* _Data excerpts_
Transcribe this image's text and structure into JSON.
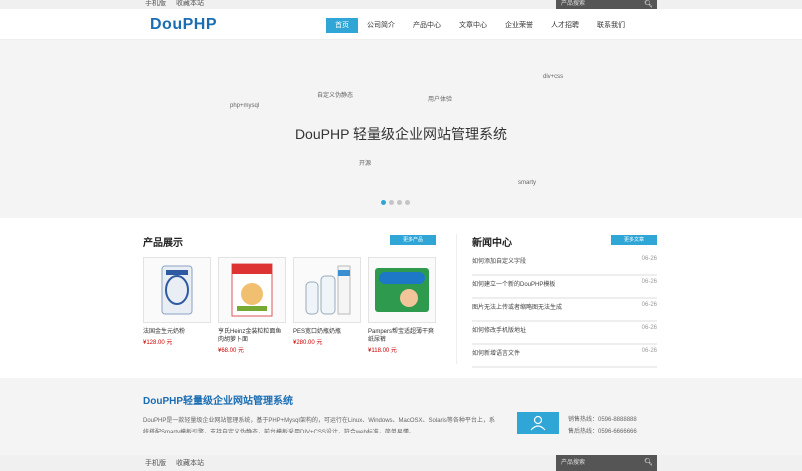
{
  "topbar": {
    "mobile_link": "手机版",
    "favorite_link": "收藏本站",
    "search_placeholder": "产品搜索"
  },
  "header": {
    "logo_text": "DouPHP",
    "nav": [
      "首页",
      "公司简介",
      "产品中心",
      "文章中心",
      "企业荣誉",
      "人才招聘",
      "联系我们"
    ],
    "active_nav": "首页"
  },
  "banner": {
    "title": "DouPHP 轻量级企业网站管理系统",
    "tags": [
      "div+css",
      "自定义伪静态",
      "用户体验",
      "php+mysql",
      "开源",
      "smarty"
    ],
    "slides": 4,
    "active_slide": 1
  },
  "products": {
    "title": "产品展示",
    "more_label": "更多产品",
    "items": [
      {
        "name": "法国金生元奶粉",
        "price": "¥128.00 元"
      },
      {
        "name": "亨氏Heinz金装粒粒面鱼肉胡萝卜面",
        "price": "¥68.00 元"
      },
      {
        "name": "PES宽口奶瓶奶瓶",
        "price": "¥280.00 元"
      },
      {
        "name": "Pampers帮宝适超薄干爽纸尿裤",
        "price": "¥118.00 元"
      }
    ]
  },
  "news": {
    "title": "新闻中心",
    "more_label": "更多文章",
    "items": [
      {
        "title": "如何添加自定义字段",
        "date": "06-26"
      },
      {
        "title": "如何建立一个新的DouPHP模板",
        "date": "06-26"
      },
      {
        "title": "图片无法上传或者缩略图无法生成",
        "date": "06-26"
      },
      {
        "title": "如何修改手机版地址",
        "date": "06-26"
      },
      {
        "title": "如何新增语言文件",
        "date": "06-26"
      }
    ]
  },
  "about": {
    "title": "DouPHP轻量级企业网站管理系统",
    "description": "DouPHP是一款轻量级企业网站管理系统，基于PHP+Mysql架构的，可运行在Linux、Windows、MacOSX、Solaris等各种平台上，系统搭配Smarty模板引擎，支持自定义伪静态，前台模板采用DIV+CSS设计，符合web标准，简单易懂。",
    "contact_phone_label": "销售热线：0596-8888888",
    "contact_service_label": "售后热线：0596-6666666"
  },
  "colors": {
    "accent": "#30a6d7",
    "brand": "#1a6db3",
    "price": "#cc0000"
  }
}
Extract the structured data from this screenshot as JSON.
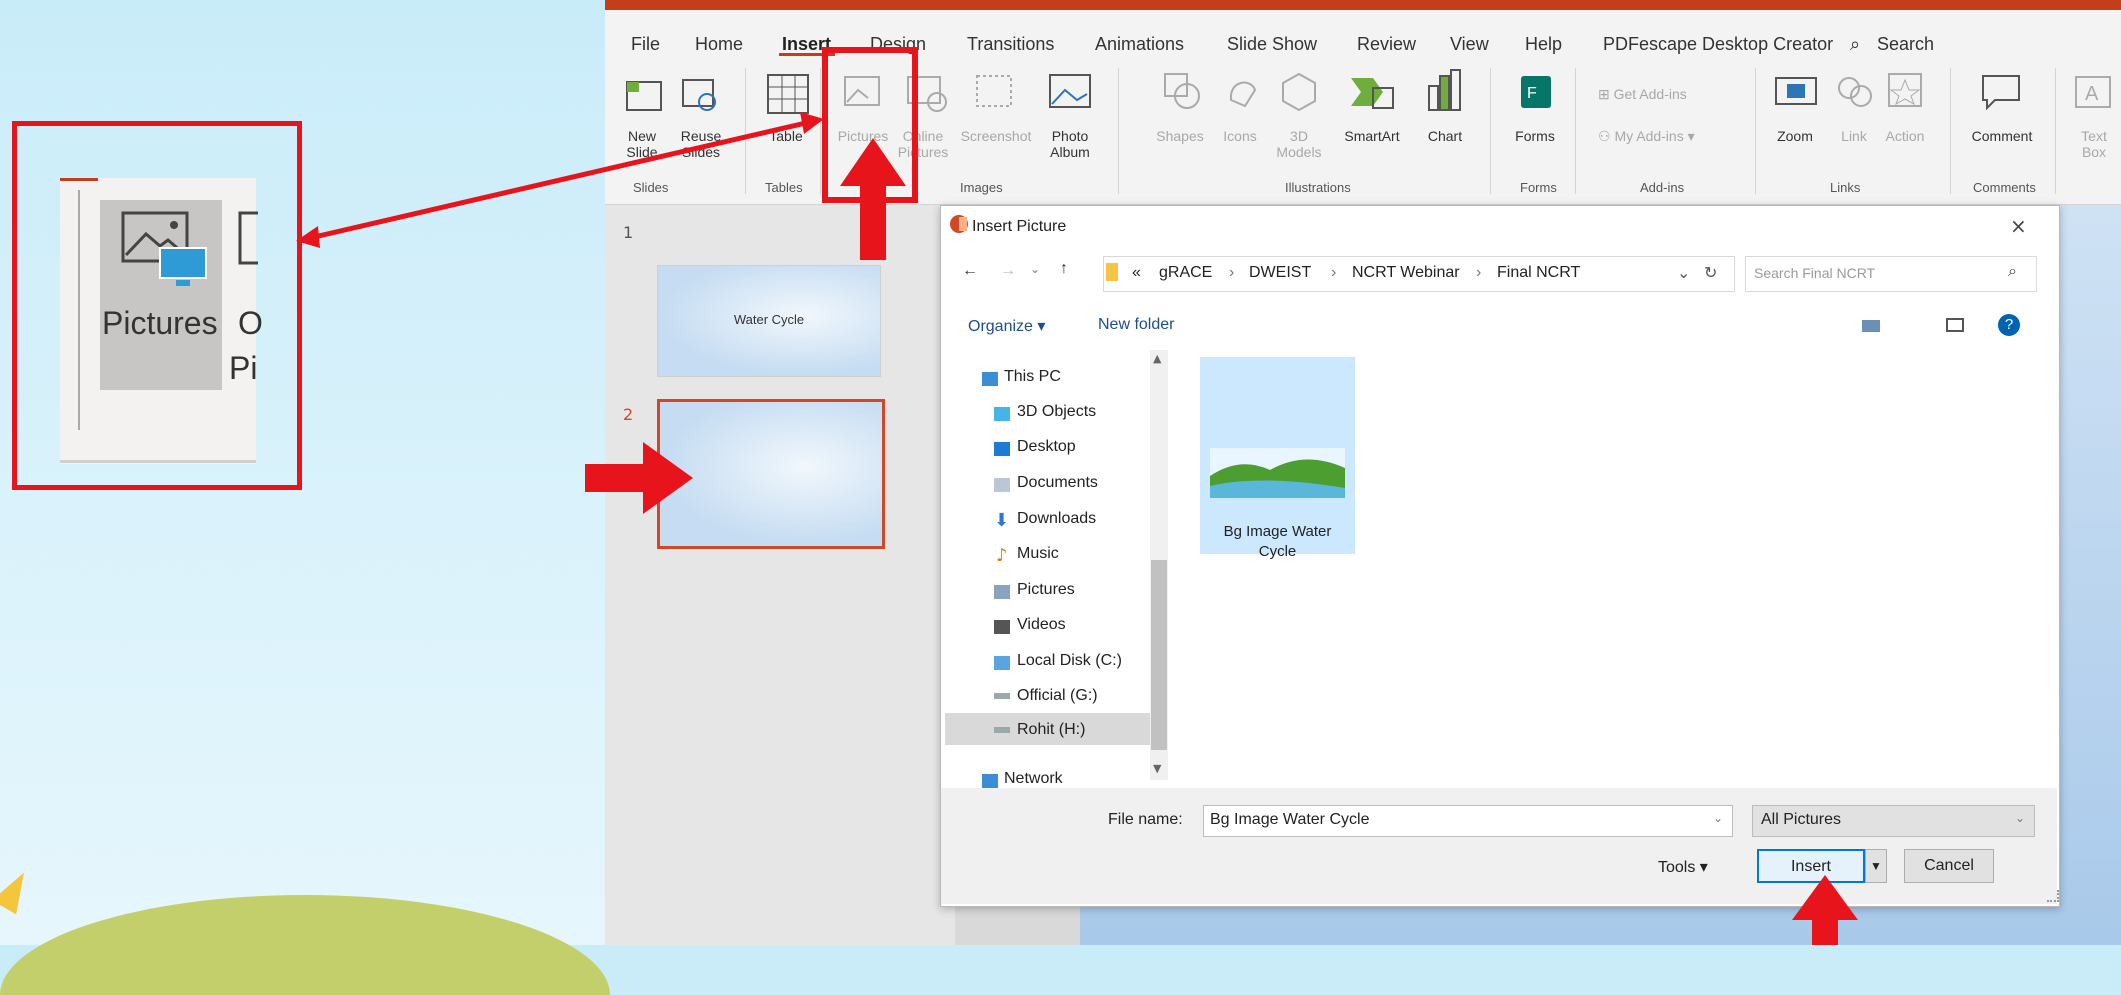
{
  "ribbon": {
    "tabs": [
      "File",
      "Home",
      "Insert",
      "Design",
      "Transitions",
      "Animations",
      "Slide Show",
      "Review",
      "View",
      "Help",
      "PDFescape Desktop Creator",
      "Search"
    ],
    "active_tab": "Insert",
    "buttons": {
      "new_slide": [
        "New",
        "Slide"
      ],
      "reuse_slides": [
        "Reuse",
        "Slides"
      ],
      "table": [
        "Table"
      ],
      "pictures": "Pictures",
      "online_pictures": [
        "Online",
        "Pictures"
      ],
      "screenshot": "Screenshot",
      "photo_album": [
        "Photo",
        "Album"
      ],
      "shapes": "Shapes",
      "icons": "Icons",
      "models": [
        "3D",
        "Models"
      ],
      "smartart": "SmartArt",
      "chart": "Chart",
      "forms": "Forms",
      "get_addins": "Get Add-ins",
      "my_addins": "My Add-ins",
      "zoom": "Zoom",
      "link": "Link",
      "action": "Action",
      "comment": "Comment",
      "text_box": [
        "Text",
        "Box"
      ]
    },
    "groups": [
      "Slides",
      "Tables",
      "Images",
      "Illustrations",
      "Forms",
      "Add-ins",
      "Links",
      "Comments"
    ]
  },
  "zoom_callout": {
    "pictures": "Pictures",
    "online_c": "O",
    "online_pi": "Pi"
  },
  "slides": [
    {
      "number": "1",
      "title": "Water Cycle"
    },
    {
      "number": "2",
      "title": ""
    }
  ],
  "dialog": {
    "title": "Insert Picture",
    "close": "×",
    "breadcrumb": [
      "«",
      "gRACE",
      "DWEIST",
      "NCRT Webinar",
      "Final NCRT"
    ],
    "search_placeholder": "Search Final NCRT",
    "organize": "Organize ▾",
    "new_folder": "New folder",
    "nav_items": [
      "This PC",
      "3D Objects",
      "Desktop",
      "Documents",
      "Downloads",
      "Music",
      "Pictures",
      "Videos",
      "Local Disk (C:)",
      "Official (G:)",
      "Rohit (H:)",
      "Network"
    ],
    "file": {
      "name_line1": "Bg Image Water",
      "name_line2": "Cycle"
    },
    "file_name_label": "File name:",
    "file_name_value": "Bg Image Water Cycle",
    "file_type": "All Pictures",
    "tools": "Tools",
    "insert": "Insert",
    "cancel": "Cancel"
  },
  "colors": {
    "accent": "#c43e1c",
    "annotation": "#e8141c",
    "selection": "#cce8ff"
  }
}
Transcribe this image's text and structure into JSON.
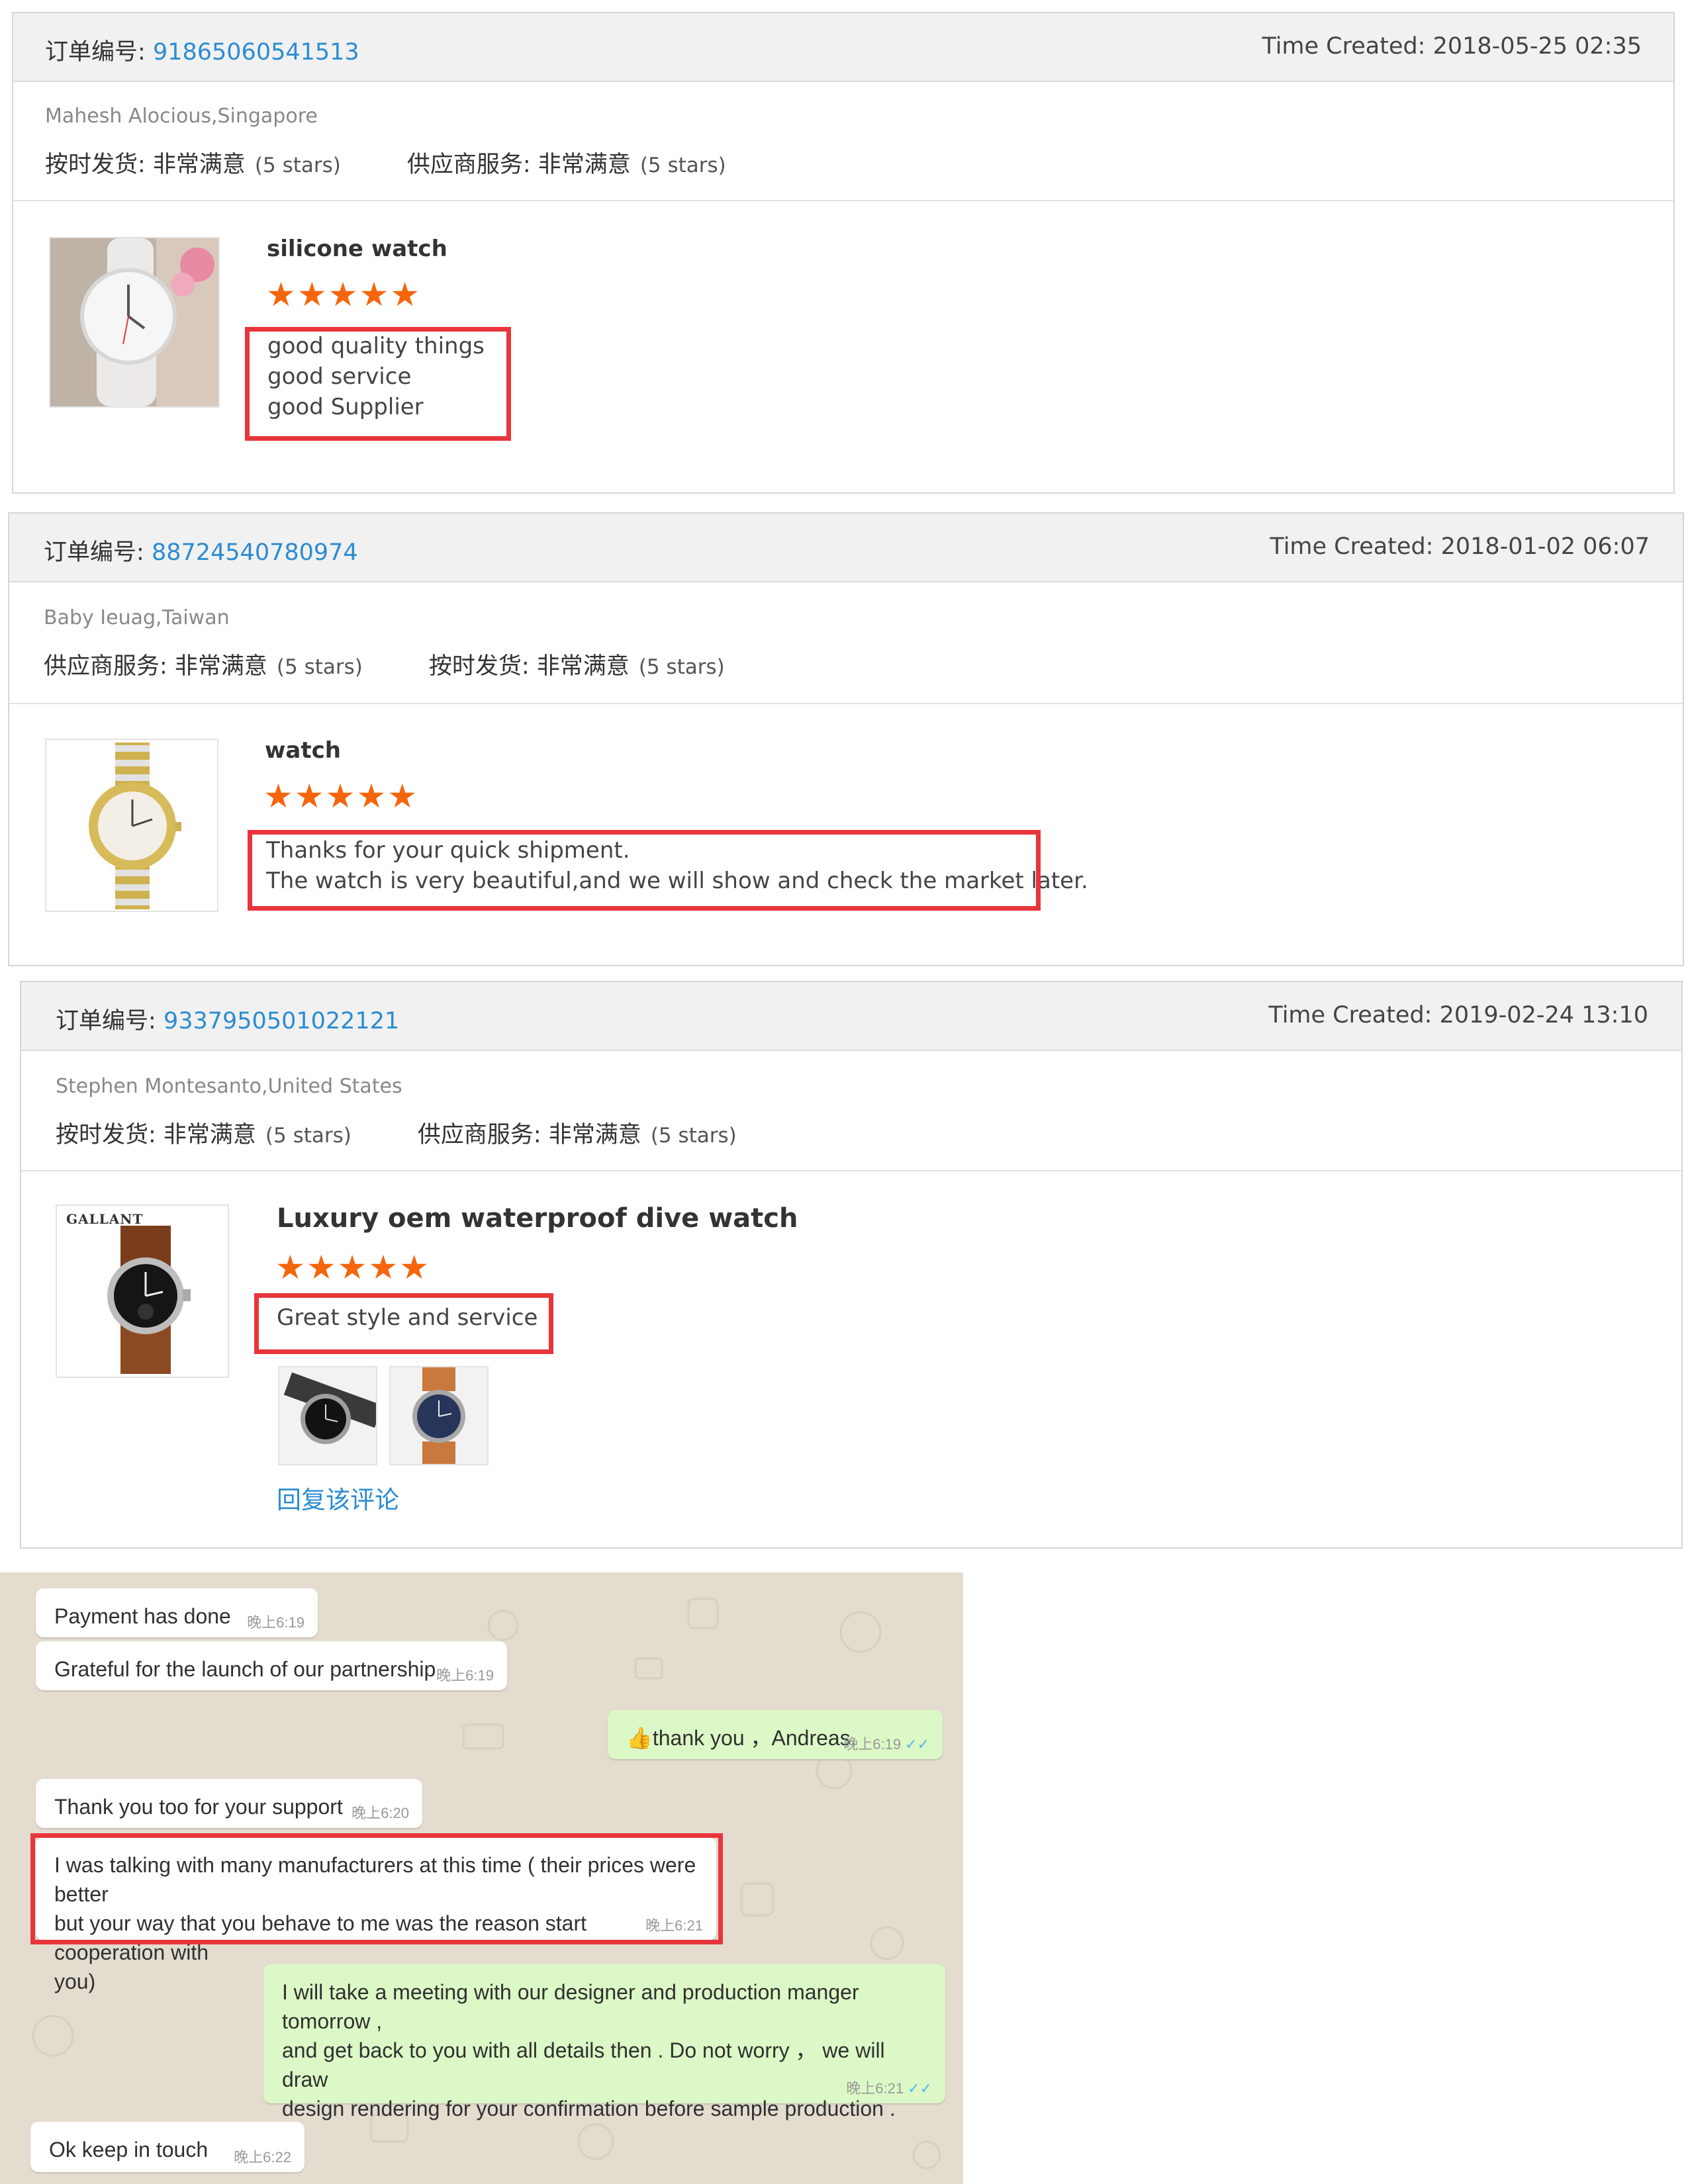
{
  "reviews": [
    {
      "order_label": "订单编号:",
      "order_no": "91865060541513",
      "created": "Time Created: 2018-05-25 02:35",
      "buyer": "Mahesh Alocious,Singapore",
      "rating1_label": "按时发货: 非常满意",
      "rating1_stars": "(5 stars)",
      "rating2_label": "供应商服务: 非常满意",
      "rating2_stars": "(5 stars)",
      "product": "silicone watch",
      "stars": "★★★★★",
      "comment": "good quality things\ngood service\ngood Supplier"
    },
    {
      "order_label": "订单编号:",
      "order_no": "88724540780974",
      "created": "Time Created: 2018-01-02 06:07",
      "buyer": "Baby Ieuag,Taiwan",
      "rating1_label": "供应商服务: 非常满意",
      "rating1_stars": "(5 stars)",
      "rating2_label": "按时发货: 非常满意",
      "rating2_stars": "(5 stars)",
      "product": "watch",
      "stars": "★★★★★",
      "comment": "Thanks for your quick shipment.\nThe watch is very beautiful,and we will show and check the market later."
    },
    {
      "order_label": "订单编号:",
      "order_no": "9337950501022121",
      "created": "Time Created: 2019-02-24 13:10",
      "buyer": "Stephen Montesanto,United States",
      "rating1_label": "按时发货: 非常满意",
      "rating1_stars": "(5 stars)",
      "rating2_label": "供应商服务: 非常满意",
      "rating2_stars": "(5 stars)",
      "product": "Luxury oem waterproof dive watch",
      "stars": "★★★★★",
      "comment": "Great style and service",
      "brand_text": "GALLANT",
      "reply_link": "回复该评论"
    }
  ],
  "chat": {
    "messages": [
      {
        "dir": "in",
        "text": "Payment has done",
        "time": "晚上6:19"
      },
      {
        "dir": "in",
        "text": "Grateful for the launch of our partnership",
        "time": "晚上6:19"
      },
      {
        "dir": "out",
        "text": "thank you ，Andreas.",
        "time": "晚上6:19",
        "icon": "thumbs-up-icon"
      },
      {
        "dir": "in",
        "text": "Thank you too for your support",
        "time": "晚上6:20"
      },
      {
        "dir": "in",
        "text": "I was talking with many manufacturers at this time ( their prices were better\nbut your way that you behave to me was the reason start cooperation with\nyou)",
        "time": "晚上6:21"
      },
      {
        "dir": "out",
        "text": "I will take a meeting with our designer and production manger tomorrow ,\nand get back to you with all details then .  Do not worry ， we will draw\ndesign rendering for your confirmation before sample production .",
        "time": "晚上6:21"
      },
      {
        "dir": "in",
        "text": "Ok keep in touch",
        "time": "晚上6:22"
      }
    ],
    "read_tick": "✓✓",
    "colors": {
      "incoming": "#ffffff",
      "outgoing": "#dcf8c6",
      "background": "#e3dccf",
      "tick": "#4fb6ec"
    }
  },
  "colors": {
    "link": "#2b8cd1",
    "star": "#f5650c",
    "highlight": "#e8353b",
    "header_bg": "#f1f1f1"
  }
}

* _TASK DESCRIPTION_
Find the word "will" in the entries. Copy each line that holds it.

* _REPLY TO THE EXERCISE_
      "comment": "Thanks for your quick shipment.\nThe watch is very beautiful,and we will show and check the market later."
        "text": "I will take a meeting with our designer and production manger tomorrow ,\nand get back to you with all details then .  Do not worry ， we will draw\ndesign rendering for your confirmation before sample production .",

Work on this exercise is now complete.